Carroll Abel, a board member of the Hidden Valley Wild Horse Protection Fund, said Friday she was "guardedly optimistic" that wild horse advocates in coming weeks can reach an agreement with the state Department of Agriculture and take all captured state-owned horses to prevent any more slaughters.
The horses bought by several advocate groups Wednesday were not the wild horses protected under federal law that have been rounded up on federally managed land. Instead they are among the 2,500 horses found in the Virginia Range near Virginia City on private and state land. They are not protected from slaughter under state laws and legally called "estray" or stray horses. Dozens are killed in road accidents each year.

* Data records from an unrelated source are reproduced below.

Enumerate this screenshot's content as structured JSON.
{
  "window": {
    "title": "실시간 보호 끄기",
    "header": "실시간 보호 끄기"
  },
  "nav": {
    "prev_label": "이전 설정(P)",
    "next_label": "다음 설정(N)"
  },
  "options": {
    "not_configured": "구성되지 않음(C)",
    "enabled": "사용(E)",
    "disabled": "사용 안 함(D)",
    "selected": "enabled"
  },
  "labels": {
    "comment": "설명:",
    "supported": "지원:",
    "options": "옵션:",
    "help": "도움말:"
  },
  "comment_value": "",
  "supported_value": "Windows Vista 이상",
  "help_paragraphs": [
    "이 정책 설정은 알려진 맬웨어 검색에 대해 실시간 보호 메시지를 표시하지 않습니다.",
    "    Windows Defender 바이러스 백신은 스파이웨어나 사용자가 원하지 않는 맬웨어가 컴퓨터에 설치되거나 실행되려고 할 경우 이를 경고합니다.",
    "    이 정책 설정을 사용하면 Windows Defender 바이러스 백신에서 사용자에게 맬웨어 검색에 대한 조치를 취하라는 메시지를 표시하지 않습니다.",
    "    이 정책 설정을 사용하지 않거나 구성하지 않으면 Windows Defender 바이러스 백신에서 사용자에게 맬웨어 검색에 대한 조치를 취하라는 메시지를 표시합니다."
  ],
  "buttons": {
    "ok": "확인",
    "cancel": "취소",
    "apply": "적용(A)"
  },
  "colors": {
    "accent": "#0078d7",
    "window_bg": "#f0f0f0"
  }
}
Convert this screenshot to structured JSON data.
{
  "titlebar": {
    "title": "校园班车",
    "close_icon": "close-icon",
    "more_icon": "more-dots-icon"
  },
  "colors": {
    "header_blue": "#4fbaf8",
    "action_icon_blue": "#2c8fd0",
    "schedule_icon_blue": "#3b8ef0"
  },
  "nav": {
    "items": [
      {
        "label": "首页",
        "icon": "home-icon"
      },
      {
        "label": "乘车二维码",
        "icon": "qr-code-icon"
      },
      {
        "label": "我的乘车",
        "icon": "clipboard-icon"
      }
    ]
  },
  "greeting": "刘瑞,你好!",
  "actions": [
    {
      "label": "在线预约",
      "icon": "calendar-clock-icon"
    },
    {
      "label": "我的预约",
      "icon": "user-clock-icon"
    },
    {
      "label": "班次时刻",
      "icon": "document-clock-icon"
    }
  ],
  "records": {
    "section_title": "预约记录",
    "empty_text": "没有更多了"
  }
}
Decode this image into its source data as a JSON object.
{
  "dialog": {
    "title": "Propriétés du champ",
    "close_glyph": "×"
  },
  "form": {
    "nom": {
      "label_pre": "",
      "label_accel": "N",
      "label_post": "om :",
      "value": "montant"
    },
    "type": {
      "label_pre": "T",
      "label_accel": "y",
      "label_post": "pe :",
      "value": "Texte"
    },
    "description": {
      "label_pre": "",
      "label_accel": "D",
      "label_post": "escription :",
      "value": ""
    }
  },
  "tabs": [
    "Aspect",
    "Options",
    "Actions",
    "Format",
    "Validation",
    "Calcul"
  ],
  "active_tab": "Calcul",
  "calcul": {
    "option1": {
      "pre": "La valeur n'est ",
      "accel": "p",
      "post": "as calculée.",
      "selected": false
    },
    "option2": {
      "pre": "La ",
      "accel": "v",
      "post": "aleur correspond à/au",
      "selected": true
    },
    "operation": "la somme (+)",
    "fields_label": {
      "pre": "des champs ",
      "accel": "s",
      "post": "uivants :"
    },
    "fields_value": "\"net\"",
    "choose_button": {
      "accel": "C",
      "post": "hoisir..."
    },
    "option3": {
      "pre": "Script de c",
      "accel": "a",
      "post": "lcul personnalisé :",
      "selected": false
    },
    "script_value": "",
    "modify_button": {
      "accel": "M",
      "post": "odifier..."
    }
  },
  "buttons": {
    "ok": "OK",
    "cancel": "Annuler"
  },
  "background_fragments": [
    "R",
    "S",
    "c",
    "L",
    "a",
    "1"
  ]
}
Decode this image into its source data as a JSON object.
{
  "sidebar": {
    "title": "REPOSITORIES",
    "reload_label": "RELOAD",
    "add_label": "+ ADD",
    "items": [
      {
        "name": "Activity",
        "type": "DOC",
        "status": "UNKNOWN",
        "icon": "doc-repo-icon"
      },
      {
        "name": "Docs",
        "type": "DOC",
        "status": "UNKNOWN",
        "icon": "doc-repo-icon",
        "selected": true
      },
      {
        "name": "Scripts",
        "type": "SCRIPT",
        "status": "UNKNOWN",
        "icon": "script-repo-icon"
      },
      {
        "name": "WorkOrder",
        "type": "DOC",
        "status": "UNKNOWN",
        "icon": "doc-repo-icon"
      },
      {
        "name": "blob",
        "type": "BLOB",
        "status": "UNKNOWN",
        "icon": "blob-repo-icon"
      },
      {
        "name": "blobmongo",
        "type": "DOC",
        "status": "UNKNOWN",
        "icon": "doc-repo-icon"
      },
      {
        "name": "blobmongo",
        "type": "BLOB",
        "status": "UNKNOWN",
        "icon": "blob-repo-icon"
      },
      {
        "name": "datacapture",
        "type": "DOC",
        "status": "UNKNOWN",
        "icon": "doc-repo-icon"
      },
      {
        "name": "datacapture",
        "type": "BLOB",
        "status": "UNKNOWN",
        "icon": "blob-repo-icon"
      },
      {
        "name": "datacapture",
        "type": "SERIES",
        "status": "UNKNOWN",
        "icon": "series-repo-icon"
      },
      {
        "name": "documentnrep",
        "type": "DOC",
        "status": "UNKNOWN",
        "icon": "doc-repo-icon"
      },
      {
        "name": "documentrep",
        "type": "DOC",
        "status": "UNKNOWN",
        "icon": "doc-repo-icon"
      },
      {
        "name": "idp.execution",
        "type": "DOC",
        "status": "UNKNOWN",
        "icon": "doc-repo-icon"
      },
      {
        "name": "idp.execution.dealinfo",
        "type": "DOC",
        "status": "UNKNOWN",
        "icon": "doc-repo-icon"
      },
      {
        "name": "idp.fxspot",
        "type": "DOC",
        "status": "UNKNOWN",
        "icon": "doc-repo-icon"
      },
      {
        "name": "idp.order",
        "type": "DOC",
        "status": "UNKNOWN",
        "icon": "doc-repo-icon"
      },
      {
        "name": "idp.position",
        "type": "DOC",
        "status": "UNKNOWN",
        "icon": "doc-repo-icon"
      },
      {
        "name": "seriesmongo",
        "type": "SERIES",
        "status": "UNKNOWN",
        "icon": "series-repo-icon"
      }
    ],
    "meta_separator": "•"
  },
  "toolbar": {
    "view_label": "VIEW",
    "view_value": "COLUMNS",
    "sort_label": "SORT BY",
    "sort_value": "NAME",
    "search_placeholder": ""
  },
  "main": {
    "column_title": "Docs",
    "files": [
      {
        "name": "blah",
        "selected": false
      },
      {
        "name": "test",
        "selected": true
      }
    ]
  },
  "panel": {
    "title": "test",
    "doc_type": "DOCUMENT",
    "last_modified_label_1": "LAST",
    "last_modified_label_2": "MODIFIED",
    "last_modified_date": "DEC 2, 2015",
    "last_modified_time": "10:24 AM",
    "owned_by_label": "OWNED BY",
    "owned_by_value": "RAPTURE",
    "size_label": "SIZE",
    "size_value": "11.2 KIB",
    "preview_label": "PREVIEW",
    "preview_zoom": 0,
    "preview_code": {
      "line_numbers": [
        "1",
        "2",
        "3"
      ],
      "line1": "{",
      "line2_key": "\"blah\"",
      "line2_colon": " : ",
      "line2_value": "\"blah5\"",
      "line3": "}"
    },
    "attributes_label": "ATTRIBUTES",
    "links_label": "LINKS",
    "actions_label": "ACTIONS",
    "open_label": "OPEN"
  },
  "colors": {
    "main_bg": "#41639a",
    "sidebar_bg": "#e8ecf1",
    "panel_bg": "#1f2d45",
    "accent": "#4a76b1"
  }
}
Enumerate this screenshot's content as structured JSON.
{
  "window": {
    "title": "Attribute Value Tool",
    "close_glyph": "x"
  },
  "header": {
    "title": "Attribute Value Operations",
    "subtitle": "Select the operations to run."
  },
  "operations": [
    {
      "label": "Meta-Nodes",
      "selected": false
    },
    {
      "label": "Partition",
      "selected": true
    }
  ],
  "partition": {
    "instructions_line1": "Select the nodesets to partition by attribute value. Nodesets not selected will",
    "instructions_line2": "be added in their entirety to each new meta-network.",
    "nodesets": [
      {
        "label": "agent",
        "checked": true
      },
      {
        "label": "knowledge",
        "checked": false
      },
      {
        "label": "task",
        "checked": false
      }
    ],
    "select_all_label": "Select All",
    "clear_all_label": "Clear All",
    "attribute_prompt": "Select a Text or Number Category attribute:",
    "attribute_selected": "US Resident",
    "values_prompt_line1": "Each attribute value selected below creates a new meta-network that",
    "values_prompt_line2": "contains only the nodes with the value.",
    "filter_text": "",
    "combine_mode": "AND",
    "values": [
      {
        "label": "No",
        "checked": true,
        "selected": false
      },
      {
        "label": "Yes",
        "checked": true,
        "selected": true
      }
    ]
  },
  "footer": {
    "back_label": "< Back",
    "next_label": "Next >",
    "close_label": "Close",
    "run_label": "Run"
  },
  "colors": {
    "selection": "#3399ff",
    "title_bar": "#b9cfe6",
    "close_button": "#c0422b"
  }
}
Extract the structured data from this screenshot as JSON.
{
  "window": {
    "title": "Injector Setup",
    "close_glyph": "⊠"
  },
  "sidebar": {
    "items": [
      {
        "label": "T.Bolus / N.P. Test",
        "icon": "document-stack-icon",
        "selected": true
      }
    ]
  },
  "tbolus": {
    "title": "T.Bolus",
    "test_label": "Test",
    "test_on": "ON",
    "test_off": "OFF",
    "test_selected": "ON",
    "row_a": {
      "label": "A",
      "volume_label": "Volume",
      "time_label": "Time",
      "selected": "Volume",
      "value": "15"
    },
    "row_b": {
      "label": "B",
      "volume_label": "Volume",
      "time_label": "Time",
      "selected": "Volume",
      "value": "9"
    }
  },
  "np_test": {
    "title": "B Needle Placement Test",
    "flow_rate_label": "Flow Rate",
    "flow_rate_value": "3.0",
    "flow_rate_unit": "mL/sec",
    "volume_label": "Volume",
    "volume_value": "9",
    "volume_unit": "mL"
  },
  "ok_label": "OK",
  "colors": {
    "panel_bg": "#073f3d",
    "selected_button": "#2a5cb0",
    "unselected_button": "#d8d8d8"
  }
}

Cat Kindsfather, a horse advocate in Carson City, said she spoke with a woman loading the 12 horses into a trailer after the auction and was told they were being transported for slaughter.
Kindsfather said those were not stray horses, and instead were being sold by their owners who cannot afford to care for them, or no longer want the horses. Most were older mares and clearly had been domestic horses, she said.
"I don't know the reason why they want to get rid of them. I don't understand why someone could do this," she said.
In recent days, the Department of Agriculture has reopened negotiations with wild horse advocates on a new plan to give the horses to the advocate groups and let them care and find homes for them.
Until last summer, the department was selling them to the advocacy groups for $90 each. Abel said they paid an average $266 for each horse they bought this week and have purchased 153 horses since September.
She said Nevada horses typically are shipped to slaughterhouses in Canada or Mexico. Horse meat is popular in France and Asia.